Outdoor Rabbit Cages
If you live in a region with a moderate climate, you may find that your pet rabbit enjoys being outside. Outdoor rabbit housing is a great way to enjoy your pet and keep him or her happy, without introducing any dirt or odors into your home. The primary considerations you need to make are for the protection of your rabbit or rabbits from the elements as well as climate control. Rabbits are very tolerant of cold weather, but they cannot handle heat. Sometimes placing the cage or hutch in the shade is not sufficient. Here we’ve identified some health and safety solutions for your outdoor rabbit cages.
You never want to leave your rabbit in direct sunlight. If you can’t find a shady area in the yard, consider building a roof over the hutch much like the one on your own house. You may find cages that already have waterproof asphalt or tiled roofs to give great protection from the sun. Building a cover out of similar material is an easy way to convert a pre-existing indoor cage into something that is suitable for the outdoors. Another option is to keep the hutch in a covered patio or porch area that is attached to your house. Again, this will ensure that your rabbit has shade throughout the day, year-round.
Wind & Rain Cover
To protect your pet from the wind, rain, and anything else nature can stir up, you should use an outdoor rabbit cage with a solid top and at least one or two solid sides. The solid construction will act as a wind block without limiting overall ventilation, and the solid wall will give your rabbit a comfortable place to sit during storms or windy days. If you live in a mild climate with infrequent rain, you can probably get by with a solid roof and a 4-6” splash guard along the lower edges of the cage. This provides enough protection if your rabbit needs to hunker down in the corner of the cage, but it is also easy to clean, and keeps the cage feeling very light and open.
Can It Get Too Cold?
In very cold climates, your rabbit’s fur may not be enough to keep him or her warm while outdoors. Talk to the breeder to find out what the lower temperature limits are for your pet, and move your rabbit indoors immediately if the temperatures drop within 5 degrees of the recommended limit. Even if you keep your pet outdoors 99% of the time, you really should own a small indoor cage in case of emergencies.

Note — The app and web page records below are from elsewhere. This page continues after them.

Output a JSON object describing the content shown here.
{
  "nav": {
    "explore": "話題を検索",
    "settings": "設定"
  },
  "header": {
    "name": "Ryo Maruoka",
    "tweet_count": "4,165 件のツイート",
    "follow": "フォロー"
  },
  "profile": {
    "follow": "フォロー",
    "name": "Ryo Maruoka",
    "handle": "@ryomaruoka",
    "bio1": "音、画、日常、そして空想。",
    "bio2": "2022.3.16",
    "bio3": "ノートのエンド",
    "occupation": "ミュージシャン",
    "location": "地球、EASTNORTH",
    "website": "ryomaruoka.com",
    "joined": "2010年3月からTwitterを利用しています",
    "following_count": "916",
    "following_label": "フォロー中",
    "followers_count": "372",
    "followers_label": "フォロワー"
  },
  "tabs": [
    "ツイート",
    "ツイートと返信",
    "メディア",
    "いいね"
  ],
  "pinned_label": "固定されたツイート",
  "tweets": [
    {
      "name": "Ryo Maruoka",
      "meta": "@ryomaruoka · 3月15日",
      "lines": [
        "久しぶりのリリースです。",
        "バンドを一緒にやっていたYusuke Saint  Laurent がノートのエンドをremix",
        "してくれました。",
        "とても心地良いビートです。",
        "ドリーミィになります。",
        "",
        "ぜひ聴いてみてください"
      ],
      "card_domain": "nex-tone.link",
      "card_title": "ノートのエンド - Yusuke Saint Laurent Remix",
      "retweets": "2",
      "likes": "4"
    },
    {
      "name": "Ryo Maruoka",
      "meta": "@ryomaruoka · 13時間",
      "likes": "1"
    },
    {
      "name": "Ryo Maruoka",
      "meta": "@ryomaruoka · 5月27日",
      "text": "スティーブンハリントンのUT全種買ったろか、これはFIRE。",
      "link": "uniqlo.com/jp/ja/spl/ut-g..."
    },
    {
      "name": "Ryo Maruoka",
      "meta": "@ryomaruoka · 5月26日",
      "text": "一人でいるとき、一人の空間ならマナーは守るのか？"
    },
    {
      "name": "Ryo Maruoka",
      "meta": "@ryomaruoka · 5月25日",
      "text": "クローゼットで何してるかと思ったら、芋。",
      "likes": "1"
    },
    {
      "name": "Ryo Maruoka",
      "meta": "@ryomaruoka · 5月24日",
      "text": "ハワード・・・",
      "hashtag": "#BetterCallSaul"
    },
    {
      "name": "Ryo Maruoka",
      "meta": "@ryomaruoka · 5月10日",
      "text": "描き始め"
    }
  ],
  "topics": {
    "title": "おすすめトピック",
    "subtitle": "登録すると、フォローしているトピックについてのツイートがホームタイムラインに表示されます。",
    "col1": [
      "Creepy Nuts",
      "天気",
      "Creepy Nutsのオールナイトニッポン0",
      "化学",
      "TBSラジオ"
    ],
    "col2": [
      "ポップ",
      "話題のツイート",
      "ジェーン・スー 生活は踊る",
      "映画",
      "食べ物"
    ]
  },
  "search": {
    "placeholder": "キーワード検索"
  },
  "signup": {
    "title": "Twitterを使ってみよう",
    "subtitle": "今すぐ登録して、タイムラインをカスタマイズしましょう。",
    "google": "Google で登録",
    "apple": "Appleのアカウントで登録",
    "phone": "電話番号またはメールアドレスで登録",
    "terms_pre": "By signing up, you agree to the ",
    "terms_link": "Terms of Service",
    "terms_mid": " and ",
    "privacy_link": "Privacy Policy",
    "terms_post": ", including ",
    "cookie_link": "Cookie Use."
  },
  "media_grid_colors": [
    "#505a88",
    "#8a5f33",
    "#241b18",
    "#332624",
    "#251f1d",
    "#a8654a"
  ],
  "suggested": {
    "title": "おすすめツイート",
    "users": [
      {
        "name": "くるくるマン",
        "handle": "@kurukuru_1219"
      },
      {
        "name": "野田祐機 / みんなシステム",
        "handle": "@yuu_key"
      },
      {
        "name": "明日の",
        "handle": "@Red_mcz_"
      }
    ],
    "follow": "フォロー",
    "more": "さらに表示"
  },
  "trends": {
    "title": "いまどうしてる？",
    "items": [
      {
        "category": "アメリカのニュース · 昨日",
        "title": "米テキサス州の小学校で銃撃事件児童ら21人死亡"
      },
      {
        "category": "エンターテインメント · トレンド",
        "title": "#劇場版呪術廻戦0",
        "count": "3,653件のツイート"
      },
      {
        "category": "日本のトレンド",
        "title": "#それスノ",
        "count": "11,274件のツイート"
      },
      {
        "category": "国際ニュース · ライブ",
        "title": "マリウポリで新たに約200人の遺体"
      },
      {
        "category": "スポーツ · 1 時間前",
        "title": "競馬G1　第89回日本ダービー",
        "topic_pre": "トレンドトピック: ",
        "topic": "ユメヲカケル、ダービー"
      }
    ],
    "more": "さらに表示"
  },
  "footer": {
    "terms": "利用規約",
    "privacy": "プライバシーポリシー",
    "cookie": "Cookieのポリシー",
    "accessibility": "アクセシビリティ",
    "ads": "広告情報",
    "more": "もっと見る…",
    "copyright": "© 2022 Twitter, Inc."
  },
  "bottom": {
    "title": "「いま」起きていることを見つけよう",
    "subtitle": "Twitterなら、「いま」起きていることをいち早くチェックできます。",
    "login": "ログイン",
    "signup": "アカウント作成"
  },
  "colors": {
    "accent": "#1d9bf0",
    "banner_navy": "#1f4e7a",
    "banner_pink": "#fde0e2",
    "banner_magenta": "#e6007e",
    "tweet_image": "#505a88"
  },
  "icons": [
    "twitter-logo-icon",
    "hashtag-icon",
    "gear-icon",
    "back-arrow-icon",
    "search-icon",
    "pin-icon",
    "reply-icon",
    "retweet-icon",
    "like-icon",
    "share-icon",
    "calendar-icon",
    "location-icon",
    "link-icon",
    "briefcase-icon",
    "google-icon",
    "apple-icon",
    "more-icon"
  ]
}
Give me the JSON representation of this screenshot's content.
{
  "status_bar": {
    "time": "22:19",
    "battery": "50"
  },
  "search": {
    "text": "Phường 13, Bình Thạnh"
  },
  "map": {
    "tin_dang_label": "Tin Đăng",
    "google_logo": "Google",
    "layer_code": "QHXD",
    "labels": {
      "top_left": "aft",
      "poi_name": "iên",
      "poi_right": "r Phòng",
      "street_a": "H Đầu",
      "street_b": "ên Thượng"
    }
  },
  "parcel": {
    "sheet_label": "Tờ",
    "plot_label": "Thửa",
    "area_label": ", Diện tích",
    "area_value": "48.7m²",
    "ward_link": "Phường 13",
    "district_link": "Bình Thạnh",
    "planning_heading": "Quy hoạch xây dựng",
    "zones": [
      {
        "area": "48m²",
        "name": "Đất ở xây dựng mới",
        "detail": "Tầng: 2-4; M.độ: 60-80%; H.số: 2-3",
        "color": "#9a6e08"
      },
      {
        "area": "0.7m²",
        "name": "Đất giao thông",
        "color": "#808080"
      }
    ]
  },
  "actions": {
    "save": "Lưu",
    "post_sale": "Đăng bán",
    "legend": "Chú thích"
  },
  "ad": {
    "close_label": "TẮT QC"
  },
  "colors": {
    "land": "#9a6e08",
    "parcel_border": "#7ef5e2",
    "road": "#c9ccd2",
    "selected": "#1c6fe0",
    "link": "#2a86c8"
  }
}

You may also put a small enclosure, such as a wooden box or empty cereal carton into the outdoor cage where your rabbit can sit to conserve body heat. You will find that rabbits or litters who share a cage will often huddle together to generate more warmth. Another option that some pet owners use are short lengths of PVC pipe capped off on one end to provide additional shelter and isolation from the cold. This may not be the most attractive cold-weather solution, but they will do the trick and are fairly cheap.
Any outdoor rabbit cage should be versatile and durable. You want your pet to feel safe regardless of the weather conditions. Give some consideration to the permanence of the structure. If you have the room for it, an enclosed rabbit hutch can give your yard a bit of character. Ventilation is important for reducing odor as well as your pet’s health. You never want to cut off the supply of fresh air or let the enclosure feel stuffy.